78 THE LIST FESTIVAL 18–29 Aug 2016

Couldn’t we all do with a gay German shapeshifting dragon to help us out in those sticky moments? That’s the unlikely beast who has aided Hunter to achieve his so-far limited success as a visual artist. But when a prestigious appointment appears to be within reach for which he battles fellow artist Gandhi, who has more than enough problems of his own both man and dragon are forced to reconsider their fiery relationship. Blending and wittily subverting fairytale, coming- out story and sordid confessional, San Francisco actor / writer Kevin Rolston’s brilliant solo show is a sophisticated piece of work, full of belly laughs but with serious themes of addiction, dependence and delusion at its heart. His commanding performance propels us through all the magic realism and gay sex (not much of that, admittedly). His comic and often tragic timing is faultless,
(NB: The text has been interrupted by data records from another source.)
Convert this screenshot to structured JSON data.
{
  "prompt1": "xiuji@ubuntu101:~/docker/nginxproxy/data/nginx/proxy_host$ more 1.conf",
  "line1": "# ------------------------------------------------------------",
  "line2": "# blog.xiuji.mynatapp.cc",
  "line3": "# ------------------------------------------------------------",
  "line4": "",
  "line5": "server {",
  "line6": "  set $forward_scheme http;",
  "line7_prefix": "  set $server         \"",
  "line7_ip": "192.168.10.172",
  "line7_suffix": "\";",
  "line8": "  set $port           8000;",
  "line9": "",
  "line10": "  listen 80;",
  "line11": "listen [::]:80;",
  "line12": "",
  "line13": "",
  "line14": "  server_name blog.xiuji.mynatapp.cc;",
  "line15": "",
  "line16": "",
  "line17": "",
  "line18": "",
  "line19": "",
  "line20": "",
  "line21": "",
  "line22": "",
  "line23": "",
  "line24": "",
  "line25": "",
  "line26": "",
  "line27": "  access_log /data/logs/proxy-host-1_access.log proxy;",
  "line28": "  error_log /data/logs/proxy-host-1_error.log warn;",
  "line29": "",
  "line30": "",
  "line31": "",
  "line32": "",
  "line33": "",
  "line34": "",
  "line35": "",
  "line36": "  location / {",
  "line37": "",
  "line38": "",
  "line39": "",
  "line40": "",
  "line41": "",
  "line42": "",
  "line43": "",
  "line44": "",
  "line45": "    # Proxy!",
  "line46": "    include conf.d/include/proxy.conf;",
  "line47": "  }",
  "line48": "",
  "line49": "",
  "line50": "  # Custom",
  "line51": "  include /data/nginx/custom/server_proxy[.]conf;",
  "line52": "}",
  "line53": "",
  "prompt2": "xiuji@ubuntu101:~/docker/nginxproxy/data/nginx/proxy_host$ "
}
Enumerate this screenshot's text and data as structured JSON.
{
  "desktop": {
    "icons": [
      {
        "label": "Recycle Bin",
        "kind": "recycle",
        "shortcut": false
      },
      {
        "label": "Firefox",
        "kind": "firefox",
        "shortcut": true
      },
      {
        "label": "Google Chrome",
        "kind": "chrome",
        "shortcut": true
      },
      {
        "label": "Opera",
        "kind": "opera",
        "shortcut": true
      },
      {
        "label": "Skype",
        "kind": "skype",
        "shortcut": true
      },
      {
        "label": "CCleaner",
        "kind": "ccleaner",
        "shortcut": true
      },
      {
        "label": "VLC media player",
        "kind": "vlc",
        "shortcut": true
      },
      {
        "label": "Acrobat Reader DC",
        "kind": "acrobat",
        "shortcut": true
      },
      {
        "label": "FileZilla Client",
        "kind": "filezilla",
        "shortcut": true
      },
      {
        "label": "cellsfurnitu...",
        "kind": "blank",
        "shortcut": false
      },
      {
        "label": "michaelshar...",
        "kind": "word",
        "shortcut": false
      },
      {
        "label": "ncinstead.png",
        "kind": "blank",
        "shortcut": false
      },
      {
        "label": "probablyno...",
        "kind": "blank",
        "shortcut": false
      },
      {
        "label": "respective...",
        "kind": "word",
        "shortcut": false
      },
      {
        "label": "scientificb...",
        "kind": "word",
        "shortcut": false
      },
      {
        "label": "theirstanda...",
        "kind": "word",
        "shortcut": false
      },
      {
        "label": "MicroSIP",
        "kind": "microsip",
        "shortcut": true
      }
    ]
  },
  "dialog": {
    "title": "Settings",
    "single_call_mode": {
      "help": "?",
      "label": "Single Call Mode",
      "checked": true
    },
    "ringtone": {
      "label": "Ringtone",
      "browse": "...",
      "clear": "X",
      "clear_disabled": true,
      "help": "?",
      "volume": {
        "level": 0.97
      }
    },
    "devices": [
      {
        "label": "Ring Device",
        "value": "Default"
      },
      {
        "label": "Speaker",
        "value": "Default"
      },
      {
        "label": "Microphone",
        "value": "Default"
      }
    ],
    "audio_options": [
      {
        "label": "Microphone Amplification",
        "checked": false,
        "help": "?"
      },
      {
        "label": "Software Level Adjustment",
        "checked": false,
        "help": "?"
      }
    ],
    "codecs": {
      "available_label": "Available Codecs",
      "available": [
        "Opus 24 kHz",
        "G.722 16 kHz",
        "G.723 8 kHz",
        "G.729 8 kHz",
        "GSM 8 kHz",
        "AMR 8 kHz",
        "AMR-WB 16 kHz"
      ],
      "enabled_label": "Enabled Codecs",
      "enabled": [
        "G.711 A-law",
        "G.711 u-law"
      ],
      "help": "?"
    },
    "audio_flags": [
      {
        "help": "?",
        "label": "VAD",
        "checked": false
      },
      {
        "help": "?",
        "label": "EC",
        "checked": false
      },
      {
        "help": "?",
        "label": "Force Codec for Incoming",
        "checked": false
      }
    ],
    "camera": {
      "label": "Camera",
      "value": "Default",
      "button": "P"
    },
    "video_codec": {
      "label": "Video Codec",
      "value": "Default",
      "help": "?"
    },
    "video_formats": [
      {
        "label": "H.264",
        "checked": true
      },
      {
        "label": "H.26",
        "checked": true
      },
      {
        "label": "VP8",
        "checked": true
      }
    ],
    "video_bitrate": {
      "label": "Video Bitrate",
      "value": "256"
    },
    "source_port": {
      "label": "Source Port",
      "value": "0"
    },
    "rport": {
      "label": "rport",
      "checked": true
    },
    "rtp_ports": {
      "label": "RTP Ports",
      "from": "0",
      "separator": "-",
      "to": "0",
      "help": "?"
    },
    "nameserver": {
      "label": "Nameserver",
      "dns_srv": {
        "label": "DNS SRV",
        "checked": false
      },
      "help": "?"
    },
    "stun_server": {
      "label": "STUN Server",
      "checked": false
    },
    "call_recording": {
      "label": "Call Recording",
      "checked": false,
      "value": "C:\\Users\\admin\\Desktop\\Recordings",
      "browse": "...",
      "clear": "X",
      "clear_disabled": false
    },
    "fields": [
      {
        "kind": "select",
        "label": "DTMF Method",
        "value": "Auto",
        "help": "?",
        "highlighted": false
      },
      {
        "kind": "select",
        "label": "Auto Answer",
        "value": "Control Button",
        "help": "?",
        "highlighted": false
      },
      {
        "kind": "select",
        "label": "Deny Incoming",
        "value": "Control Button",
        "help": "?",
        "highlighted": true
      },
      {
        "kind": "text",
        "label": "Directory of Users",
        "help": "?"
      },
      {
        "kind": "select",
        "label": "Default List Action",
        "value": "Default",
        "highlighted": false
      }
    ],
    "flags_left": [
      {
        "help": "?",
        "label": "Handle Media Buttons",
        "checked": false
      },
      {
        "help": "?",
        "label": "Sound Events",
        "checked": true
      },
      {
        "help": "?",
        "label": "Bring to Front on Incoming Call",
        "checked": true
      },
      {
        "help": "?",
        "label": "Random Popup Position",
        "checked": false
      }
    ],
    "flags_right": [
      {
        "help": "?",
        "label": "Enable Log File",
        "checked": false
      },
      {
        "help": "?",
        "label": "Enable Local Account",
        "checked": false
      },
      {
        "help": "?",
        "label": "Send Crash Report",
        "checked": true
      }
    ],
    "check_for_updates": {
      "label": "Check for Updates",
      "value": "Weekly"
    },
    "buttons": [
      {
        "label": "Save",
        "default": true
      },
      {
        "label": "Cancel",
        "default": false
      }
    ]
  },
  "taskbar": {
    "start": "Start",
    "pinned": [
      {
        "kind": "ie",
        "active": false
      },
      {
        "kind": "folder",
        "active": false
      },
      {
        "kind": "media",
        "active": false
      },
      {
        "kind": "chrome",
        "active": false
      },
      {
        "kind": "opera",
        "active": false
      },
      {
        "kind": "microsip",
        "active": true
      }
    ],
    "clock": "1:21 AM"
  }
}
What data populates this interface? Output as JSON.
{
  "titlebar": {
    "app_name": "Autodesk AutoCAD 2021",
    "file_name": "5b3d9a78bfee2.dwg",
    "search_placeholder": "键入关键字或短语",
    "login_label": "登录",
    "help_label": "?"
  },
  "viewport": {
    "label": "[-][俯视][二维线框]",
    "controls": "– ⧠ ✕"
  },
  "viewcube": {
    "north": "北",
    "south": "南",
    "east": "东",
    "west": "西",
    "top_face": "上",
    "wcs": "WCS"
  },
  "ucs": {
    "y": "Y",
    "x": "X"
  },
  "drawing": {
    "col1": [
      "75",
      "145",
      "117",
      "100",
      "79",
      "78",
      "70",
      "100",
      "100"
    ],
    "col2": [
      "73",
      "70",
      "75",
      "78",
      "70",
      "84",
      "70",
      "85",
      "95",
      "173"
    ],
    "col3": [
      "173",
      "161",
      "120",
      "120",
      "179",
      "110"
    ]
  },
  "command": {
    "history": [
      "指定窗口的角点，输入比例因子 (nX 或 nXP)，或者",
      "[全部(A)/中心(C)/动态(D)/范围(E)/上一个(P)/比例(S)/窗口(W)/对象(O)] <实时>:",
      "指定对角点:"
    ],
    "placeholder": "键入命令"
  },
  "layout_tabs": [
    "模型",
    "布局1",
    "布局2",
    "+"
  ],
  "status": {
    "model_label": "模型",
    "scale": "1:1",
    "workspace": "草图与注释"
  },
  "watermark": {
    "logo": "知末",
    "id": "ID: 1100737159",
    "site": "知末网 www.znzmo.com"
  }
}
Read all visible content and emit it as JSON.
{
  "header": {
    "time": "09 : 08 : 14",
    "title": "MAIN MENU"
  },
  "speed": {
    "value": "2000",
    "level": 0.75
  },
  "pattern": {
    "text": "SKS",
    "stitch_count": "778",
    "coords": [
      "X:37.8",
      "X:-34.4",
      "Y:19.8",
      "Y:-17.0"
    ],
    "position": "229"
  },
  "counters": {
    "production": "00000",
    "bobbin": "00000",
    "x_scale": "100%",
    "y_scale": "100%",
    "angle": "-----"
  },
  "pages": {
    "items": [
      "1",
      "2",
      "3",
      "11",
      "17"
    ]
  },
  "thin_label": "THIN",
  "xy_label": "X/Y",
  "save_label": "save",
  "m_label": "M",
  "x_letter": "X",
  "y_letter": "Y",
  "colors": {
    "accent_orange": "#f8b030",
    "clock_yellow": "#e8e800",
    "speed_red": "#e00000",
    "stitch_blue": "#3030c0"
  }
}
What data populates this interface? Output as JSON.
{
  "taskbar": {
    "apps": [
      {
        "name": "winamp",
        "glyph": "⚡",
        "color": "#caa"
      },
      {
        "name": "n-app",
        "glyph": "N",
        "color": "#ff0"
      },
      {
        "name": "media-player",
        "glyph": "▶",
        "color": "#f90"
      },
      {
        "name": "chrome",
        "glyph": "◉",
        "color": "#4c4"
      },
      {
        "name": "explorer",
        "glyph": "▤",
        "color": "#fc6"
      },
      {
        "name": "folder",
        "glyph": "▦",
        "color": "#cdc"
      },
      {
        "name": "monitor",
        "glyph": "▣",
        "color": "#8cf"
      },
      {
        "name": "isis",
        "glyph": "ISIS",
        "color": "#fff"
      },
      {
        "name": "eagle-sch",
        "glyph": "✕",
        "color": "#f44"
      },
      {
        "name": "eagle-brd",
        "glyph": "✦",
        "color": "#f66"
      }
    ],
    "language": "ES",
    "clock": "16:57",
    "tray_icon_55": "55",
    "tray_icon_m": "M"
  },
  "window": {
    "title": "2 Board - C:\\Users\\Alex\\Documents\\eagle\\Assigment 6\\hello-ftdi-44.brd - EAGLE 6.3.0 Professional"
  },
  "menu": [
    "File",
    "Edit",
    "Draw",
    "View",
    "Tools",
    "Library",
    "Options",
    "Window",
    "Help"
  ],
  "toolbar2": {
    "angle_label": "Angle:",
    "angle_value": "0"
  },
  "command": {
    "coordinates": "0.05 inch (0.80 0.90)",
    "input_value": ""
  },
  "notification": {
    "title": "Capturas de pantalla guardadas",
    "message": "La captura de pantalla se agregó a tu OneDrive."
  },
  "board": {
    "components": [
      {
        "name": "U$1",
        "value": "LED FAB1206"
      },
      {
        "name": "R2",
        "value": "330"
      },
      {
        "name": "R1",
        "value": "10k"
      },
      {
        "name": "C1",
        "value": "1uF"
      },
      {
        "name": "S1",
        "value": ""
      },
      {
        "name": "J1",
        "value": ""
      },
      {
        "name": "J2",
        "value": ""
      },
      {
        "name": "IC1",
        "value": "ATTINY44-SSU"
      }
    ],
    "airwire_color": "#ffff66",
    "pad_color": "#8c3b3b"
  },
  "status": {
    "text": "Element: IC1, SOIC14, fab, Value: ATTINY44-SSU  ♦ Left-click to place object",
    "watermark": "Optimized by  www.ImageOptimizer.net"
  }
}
in a hugely energetic, finely detailed performance that never shies away from unpicking gay stereotypes, and never gives us tidy answers. It’s a play that builds in ambition and complexity, until its riches have been fully unfurled in a surprising but inevitable conclusion. (David Kettle) C nova, 0845 260 1234, until 29 Aug, £9.50–£10.50 (£7.50–£8.50).

PETER AND BAMBI HEAVEN: THE MAGIC INSIDE Careering from family-friendly to X-rated ●●●●●

Shows about putting on shows are hot property. Michael Frayn’s Noises Off proved years ago that audiences like to see backstage. This outrageous comedy duo base their cabaret on a similar premise. Peter and Bambi Heaven are cheesy cruise ship-

style entertainers and Australian actors Asher Treleaven and Gypsy Wood are a real-life couple. Their show lovingly mocks the pearly white smiles and glistening catsuits of the variety shows of yesteryear with intentionally dubious magic tricks and lukewarm routines.

The pair have seemingly limitless energy, lending the show a boundless, nostalgic fun. Treleaven opens by leaping about the audience, flirting outrageously. The skits that follow career from X-rated to family-friendly. 

In the shocking finale, it’s Bambi's time of the month and blood gushes everywhere in a surreal and gruesome ballet dancing sketch that gets the biggest laugh. For Bambi, who used to be a cage dancer, old habits also die hard and she never resists the temptation to undress.

Seeing this show is like accelerating at full speed with the car roof down. (Adam Bloodworth) Assembly George Square Gardens, 623 3030, until 28 Aug, 10.30pm, £12–£13 (£10–£11).